An insect trap that mimics raspberry plants to kill unsuspecting beetles without using pesticide has been invented by scientists in Perthshire.
Researchers at the Scottish Crop Research Institute hope their creation will help protect both the environment and Scotland's multi-million pound soft fruit industry.
As part of the huge soft fruit market, raspberry sales alone bring £12million to Scotland's economy.
In such a competitive field, significant money and research goes into improving the product.
The Scottish Crop Research Institute (SCRI) in Invergowrie has spent decades trying to create the perfect breed of varieties.
In addition to perfection, the SCRI also invest heavily in protection – to stave off predators like the Raspberry beetle which lays its larva inside the fruit. Supermarkets have been known to cancel entire orders after spotting just one among a whole batch.
But with many pesticides being banned around Europe, to beat the beetle scientists are becoming more inventive.
To an insect, the new contraption has the same colour and smell as a raspberry flower.

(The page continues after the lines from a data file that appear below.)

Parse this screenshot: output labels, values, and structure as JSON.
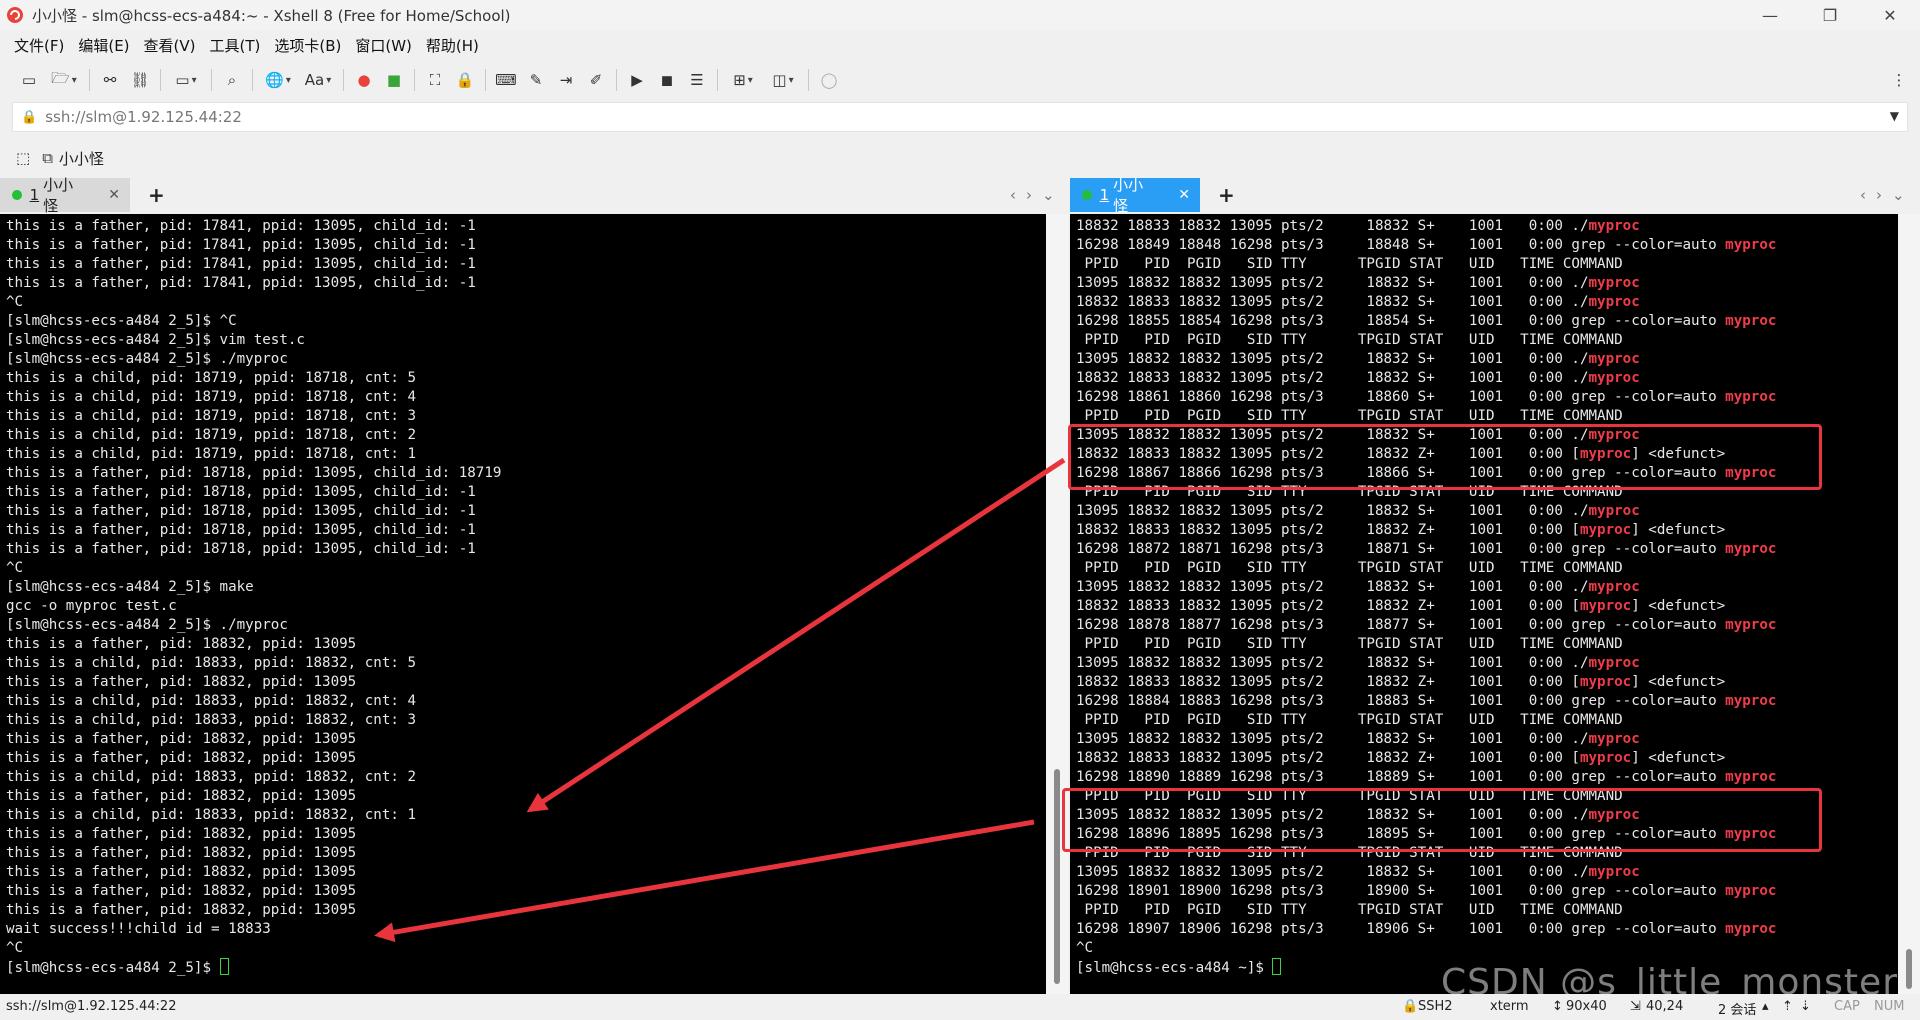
{
  "window": {
    "title": "小小怪 - slm@hcss-ecs-a484:~ - Xshell 8 (Free for Home/School)"
  },
  "menu": [
    "文件(F)",
    "编辑(E)",
    "查看(V)",
    "工具(T)",
    "选项卡(B)",
    "窗口(W)",
    "帮助(H)"
  ],
  "address": {
    "value": "ssh://slm@1.92.125.44:22"
  },
  "session_bar": {
    "label": "小小怪"
  },
  "left_tab": {
    "number": "1",
    "name": "小小怪"
  },
  "right_tab": {
    "number": "1",
    "name": "小小怪"
  },
  "left_terminal": {
    "lines": [
      "this is a father, pid: 17841, ppid: 13095, child_id: -1",
      "this is a father, pid: 17841, ppid: 13095, child_id: -1",
      "this is a father, pid: 17841, ppid: 13095, child_id: -1",
      "this is a father, pid: 17841, ppid: 13095, child_id: -1",
      "^C",
      "[slm@hcss-ecs-a484 2_5]$ ^C",
      "[slm@hcss-ecs-a484 2_5]$ vim test.c",
      "[slm@hcss-ecs-a484 2_5]$ ./myproc",
      "this is a child, pid: 18719, ppid: 18718, cnt: 5",
      "this is a child, pid: 18719, ppid: 18718, cnt: 4",
      "this is a child, pid: 18719, ppid: 18718, cnt: 3",
      "this is a child, pid: 18719, ppid: 18718, cnt: 2",
      "this is a child, pid: 18719, ppid: 18718, cnt: 1",
      "this is a father, pid: 18718, ppid: 13095, child_id: 18719",
      "this is a father, pid: 18718, ppid: 13095, child_id: -1",
      "this is a father, pid: 18718, ppid: 13095, child_id: -1",
      "this is a father, pid: 18718, ppid: 13095, child_id: -1",
      "this is a father, pid: 18718, ppid: 13095, child_id: -1",
      "^C",
      "[slm@hcss-ecs-a484 2_5]$ make",
      "gcc -o myproc test.c",
      "[slm@hcss-ecs-a484 2_5]$ ./myproc",
      "this is a father, pid: 18832, ppid: 13095",
      "this is a child, pid: 18833, ppid: 18832, cnt: 5",
      "this is a father, pid: 18832, ppid: 13095",
      "this is a child, pid: 18833, ppid: 18832, cnt: 4",
      "this is a child, pid: 18833, ppid: 18832, cnt: 3",
      "this is a father, pid: 18832, ppid: 13095",
      "this is a father, pid: 18832, ppid: 13095",
      "this is a child, pid: 18833, ppid: 18832, cnt: 2",
      "this is a father, pid: 18832, ppid: 13095",
      "this is a child, pid: 18833, ppid: 18832, cnt: 1",
      "this is a father, pid: 18832, ppid: 13095",
      "this is a father, pid: 18832, ppid: 13095",
      "this is a father, pid: 18832, ppid: 13095",
      "this is a father, pid: 18832, ppid: 13095",
      "this is a father, pid: 18832, ppid: 13095",
      "wait success!!!child id = 18833",
      "^C"
    ],
    "prompt": "[slm@hcss-ecs-a484 2_5]$ "
  },
  "right_terminal": {
    "lines": [
      "18832 18833 18832 13095 pts/2     18832 S+    1001   0:00 ./[myproc]",
      "16298 18849 18848 16298 pts/3     18848 S+    1001   0:00 grep --color=auto [myproc]",
      " PPID   PID  PGID   SID TTY      TPGID STAT   UID   TIME COMMAND",
      "13095 18832 18832 13095 pts/2     18832 S+    1001   0:00 ./[myproc]",
      "18832 18833 18832 13095 pts/2     18832 S+    1001   0:00 ./[myproc]",
      "16298 18855 18854 16298 pts/3     18854 S+    1001   0:00 grep --color=auto [myproc]",
      " PPID   PID  PGID   SID TTY      TPGID STAT   UID   TIME COMMAND",
      "13095 18832 18832 13095 pts/2     18832 S+    1001   0:00 ./[myproc]",
      "18832 18833 18832 13095 pts/2     18832 S+    1001   0:00 ./[myproc]",
      "16298 18861 18860 16298 pts/3     18860 S+    1001   0:00 grep --color=auto [myproc]",
      " PPID   PID  PGID   SID TTY      TPGID STAT   UID   TIME COMMAND",
      "13095 18832 18832 13095 pts/2     18832 S+    1001   0:00 ./[myproc]",
      "18832 18833 18832 13095 pts/2     18832 Z+    1001   0:00 [[myproc]] <defunct>",
      "16298 18867 18866 16298 pts/3     18866 S+    1001   0:00 grep --color=auto [myproc]",
      " PPID   PID  PGID   SID TTY      TPGID STAT   UID   TIME COMMAND",
      "13095 18832 18832 13095 pts/2     18832 S+    1001   0:00 ./[myproc]",
      "18832 18833 18832 13095 pts/2     18832 Z+    1001   0:00 [[myproc]] <defunct>",
      "16298 18872 18871 16298 pts/3     18871 S+    1001   0:00 grep --color=auto [myproc]",
      " PPID   PID  PGID   SID TTY      TPGID STAT   UID   TIME COMMAND",
      "13095 18832 18832 13095 pts/2     18832 S+    1001   0:00 ./[myproc]",
      "18832 18833 18832 13095 pts/2     18832 Z+    1001   0:00 [[myproc]] <defunct>",
      "16298 18878 18877 16298 pts/3     18877 S+    1001   0:00 grep --color=auto [myproc]",
      " PPID   PID  PGID   SID TTY      TPGID STAT   UID   TIME COMMAND",
      "13095 18832 18832 13095 pts/2     18832 S+    1001   0:00 ./[myproc]",
      "18832 18833 18832 13095 pts/2     18832 Z+    1001   0:00 [[myproc]] <defunct>",
      "16298 18884 18883 16298 pts/3     18883 S+    1001   0:00 grep --color=auto [myproc]",
      " PPID   PID  PGID   SID TTY      TPGID STAT   UID   TIME COMMAND",
      "13095 18832 18832 13095 pts/2     18832 S+    1001   0:00 ./[myproc]",
      "18832 18833 18832 13095 pts/2     18832 Z+    1001   0:00 [[myproc]] <defunct>",
      "16298 18890 18889 16298 pts/3     18889 S+    1001   0:00 grep --color=auto [myproc]",
      " PPID   PID  PGID   SID TTY      TPGID STAT   UID   TIME COMMAND",
      "13095 18832 18832 13095 pts/2     18832 S+    1001   0:00 ./[myproc]",
      "16298 18896 18895 16298 pts/3     18895 S+    1001   0:00 grep --color=auto [myproc]",
      " PPID   PID  PGID   SID TTY      TPGID STAT   UID   TIME COMMAND",
      "13095 18832 18832 13095 pts/2     18832 S+    1001   0:00 ./[myproc]",
      "16298 18901 18900 16298 pts/3     18900 S+    1001   0:00 grep --color=auto [myproc]",
      " PPID   PID  PGID   SID TTY      TPGID STAT   UID   TIME COMMAND",
      "16298 18907 18906 16298 pts/3     18906 S+    1001   0:00 grep --color=auto [myproc]",
      "^C"
    ],
    "prompt": "[slm@hcss-ecs-a484 ~]$ "
  },
  "statusbar": {
    "connection": "ssh://slm@1.92.125.44:22",
    "protocol": "SSH2",
    "terminal": "xterm",
    "size": "90x40",
    "cursor_pos": "40,24",
    "sessions": "2 会话",
    "cap": "CAP",
    "num": "NUM"
  },
  "watermark": "CSDN @s_little_monster",
  "colors": {
    "highlight": "#f03c4a",
    "annotation": "#e8343d",
    "cursor": "#3fd13f",
    "active_tab": "#2a9df4"
  }
}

Nick Birch of the SCRI said: "The beetle sees this as a giant raspberry flower and thinks it’s never had it so good.
“They fly at full speed towards the trap - homing in on the smell from about 50 metres.
“It bangs its head and slips down a slippery surface into soapy water at the bottom.
“The farmer then just opens it up once a week to see what's inside".
Industry leaders at the institute's annual Fruit for the Future showcase were introduced to the trap this afternoon.
It is hoped it will sell well not just across Scotland but across the continent.